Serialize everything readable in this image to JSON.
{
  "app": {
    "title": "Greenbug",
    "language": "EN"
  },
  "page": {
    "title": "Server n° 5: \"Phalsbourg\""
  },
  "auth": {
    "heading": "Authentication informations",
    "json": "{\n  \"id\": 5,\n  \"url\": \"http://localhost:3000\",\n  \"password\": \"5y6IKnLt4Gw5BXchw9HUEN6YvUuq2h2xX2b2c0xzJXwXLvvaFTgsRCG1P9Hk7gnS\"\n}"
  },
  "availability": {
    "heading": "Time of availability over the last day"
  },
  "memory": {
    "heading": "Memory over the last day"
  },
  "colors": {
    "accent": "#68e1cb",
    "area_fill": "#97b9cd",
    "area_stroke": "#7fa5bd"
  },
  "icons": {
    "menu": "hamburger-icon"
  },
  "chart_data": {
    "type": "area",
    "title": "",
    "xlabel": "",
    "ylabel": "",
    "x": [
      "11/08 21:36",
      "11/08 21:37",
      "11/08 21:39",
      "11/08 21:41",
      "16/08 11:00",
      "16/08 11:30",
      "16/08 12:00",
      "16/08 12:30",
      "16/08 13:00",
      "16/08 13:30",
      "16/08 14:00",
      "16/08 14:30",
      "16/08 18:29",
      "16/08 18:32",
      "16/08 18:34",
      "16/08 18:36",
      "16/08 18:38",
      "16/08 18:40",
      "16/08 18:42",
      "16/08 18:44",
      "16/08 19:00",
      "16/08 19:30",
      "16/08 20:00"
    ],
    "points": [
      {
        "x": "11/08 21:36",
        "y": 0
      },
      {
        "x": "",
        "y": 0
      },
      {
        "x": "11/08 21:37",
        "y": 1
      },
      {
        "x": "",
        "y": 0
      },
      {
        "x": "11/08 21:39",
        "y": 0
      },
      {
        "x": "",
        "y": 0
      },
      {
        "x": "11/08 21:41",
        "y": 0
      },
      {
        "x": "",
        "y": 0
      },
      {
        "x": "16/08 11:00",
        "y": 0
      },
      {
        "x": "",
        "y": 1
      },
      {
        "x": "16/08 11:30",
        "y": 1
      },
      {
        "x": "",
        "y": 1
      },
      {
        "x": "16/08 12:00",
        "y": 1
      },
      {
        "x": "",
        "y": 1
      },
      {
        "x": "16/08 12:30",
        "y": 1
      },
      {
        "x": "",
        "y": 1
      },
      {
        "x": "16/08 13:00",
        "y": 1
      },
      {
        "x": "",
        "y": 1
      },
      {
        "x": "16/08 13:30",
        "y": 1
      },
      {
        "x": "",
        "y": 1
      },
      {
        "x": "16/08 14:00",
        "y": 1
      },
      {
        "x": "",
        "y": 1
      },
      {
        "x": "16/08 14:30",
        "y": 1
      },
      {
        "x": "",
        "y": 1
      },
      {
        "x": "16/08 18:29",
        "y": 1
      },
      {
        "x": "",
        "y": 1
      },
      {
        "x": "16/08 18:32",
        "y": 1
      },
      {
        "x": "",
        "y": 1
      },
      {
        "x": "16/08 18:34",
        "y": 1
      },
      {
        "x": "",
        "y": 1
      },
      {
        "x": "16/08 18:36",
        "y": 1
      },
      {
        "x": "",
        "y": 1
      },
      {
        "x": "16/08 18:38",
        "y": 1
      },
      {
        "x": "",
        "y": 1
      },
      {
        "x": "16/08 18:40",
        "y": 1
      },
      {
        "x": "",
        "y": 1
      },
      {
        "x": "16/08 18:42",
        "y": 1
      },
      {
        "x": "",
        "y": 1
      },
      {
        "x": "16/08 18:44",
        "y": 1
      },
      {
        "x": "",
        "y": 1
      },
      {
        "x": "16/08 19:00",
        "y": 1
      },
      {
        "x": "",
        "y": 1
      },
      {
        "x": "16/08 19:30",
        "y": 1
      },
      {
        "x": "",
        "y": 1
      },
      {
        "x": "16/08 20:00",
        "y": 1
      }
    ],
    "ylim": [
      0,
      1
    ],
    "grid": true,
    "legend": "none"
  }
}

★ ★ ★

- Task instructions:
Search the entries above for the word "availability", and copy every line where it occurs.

- Your response:
  "availability": {
    "heading": "Time of availability over the last day"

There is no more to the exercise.